===== Dataset records

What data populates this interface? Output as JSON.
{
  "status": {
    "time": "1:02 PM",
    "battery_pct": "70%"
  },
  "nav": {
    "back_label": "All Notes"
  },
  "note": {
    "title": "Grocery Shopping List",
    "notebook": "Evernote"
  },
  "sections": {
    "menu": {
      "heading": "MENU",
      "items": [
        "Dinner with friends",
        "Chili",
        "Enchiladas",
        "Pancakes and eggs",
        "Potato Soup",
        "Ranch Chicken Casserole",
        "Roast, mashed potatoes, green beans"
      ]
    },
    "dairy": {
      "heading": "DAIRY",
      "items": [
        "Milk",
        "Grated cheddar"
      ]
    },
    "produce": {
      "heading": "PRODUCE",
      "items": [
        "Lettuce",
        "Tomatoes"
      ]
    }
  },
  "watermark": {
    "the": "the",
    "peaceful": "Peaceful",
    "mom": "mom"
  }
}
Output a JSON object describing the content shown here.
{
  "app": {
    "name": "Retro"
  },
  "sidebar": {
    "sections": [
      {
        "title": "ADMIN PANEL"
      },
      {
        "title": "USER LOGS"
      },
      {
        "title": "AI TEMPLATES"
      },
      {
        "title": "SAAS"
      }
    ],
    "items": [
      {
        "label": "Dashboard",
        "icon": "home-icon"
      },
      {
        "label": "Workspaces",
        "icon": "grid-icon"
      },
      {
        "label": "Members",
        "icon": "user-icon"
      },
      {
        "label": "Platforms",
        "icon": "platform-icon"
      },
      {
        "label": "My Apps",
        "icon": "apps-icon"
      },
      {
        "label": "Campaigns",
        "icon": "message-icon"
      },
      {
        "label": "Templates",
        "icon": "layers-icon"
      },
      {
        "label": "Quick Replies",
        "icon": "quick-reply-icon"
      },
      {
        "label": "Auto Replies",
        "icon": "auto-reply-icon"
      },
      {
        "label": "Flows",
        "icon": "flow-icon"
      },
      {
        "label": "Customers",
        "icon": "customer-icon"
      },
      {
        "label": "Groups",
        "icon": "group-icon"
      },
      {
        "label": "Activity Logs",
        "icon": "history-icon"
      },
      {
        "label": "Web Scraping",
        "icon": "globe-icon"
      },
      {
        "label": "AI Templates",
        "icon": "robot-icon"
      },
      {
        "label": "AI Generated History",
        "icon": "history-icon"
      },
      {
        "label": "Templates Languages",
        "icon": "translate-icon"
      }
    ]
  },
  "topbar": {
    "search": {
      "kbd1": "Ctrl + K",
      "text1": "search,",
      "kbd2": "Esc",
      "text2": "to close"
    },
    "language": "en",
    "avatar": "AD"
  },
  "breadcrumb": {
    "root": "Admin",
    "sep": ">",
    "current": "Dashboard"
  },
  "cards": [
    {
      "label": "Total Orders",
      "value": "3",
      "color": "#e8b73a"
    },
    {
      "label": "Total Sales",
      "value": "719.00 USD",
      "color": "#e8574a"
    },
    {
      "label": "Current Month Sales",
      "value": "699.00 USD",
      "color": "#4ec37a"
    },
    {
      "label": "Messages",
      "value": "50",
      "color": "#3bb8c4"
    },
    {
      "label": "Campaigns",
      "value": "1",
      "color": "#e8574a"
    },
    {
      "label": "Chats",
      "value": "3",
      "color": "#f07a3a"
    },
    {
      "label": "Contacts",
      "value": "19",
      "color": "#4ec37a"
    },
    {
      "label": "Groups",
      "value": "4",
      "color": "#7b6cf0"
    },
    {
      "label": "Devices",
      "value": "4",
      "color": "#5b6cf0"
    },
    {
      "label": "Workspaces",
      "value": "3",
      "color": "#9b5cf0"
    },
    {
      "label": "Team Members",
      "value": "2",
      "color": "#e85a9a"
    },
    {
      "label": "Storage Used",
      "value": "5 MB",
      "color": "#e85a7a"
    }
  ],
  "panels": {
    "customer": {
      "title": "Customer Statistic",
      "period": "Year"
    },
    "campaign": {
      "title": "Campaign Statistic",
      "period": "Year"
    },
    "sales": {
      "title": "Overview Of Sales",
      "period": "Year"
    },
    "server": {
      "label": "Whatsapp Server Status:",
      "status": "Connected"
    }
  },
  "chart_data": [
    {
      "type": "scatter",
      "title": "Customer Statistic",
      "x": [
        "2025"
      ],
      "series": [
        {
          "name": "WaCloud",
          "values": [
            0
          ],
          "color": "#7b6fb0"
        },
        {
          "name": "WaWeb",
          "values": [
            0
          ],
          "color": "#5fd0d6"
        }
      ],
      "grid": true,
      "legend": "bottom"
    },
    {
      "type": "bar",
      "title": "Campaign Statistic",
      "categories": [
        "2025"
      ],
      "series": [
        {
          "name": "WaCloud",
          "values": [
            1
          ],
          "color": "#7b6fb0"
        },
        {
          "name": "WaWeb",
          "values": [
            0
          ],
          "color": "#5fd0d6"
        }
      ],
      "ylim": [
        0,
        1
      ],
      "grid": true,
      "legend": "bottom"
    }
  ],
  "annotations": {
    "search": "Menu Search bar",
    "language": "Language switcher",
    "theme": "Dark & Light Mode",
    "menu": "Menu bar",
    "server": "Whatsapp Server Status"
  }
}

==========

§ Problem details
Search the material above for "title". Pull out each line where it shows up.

§ Worked solution
    "title": "Grocery Shopping List",
        "title": "ADMIN PANEL"
        "title": "USER LOGS"
        "title": "AI TEMPLATES"
        "title": "SAAS"
      "title": "Customer Statistic",
      "title": "Campaign Statistic",
      "title": "Overview Of Sales",
      "title": "Customer Statistic",
      "title": "Campaign Statistic",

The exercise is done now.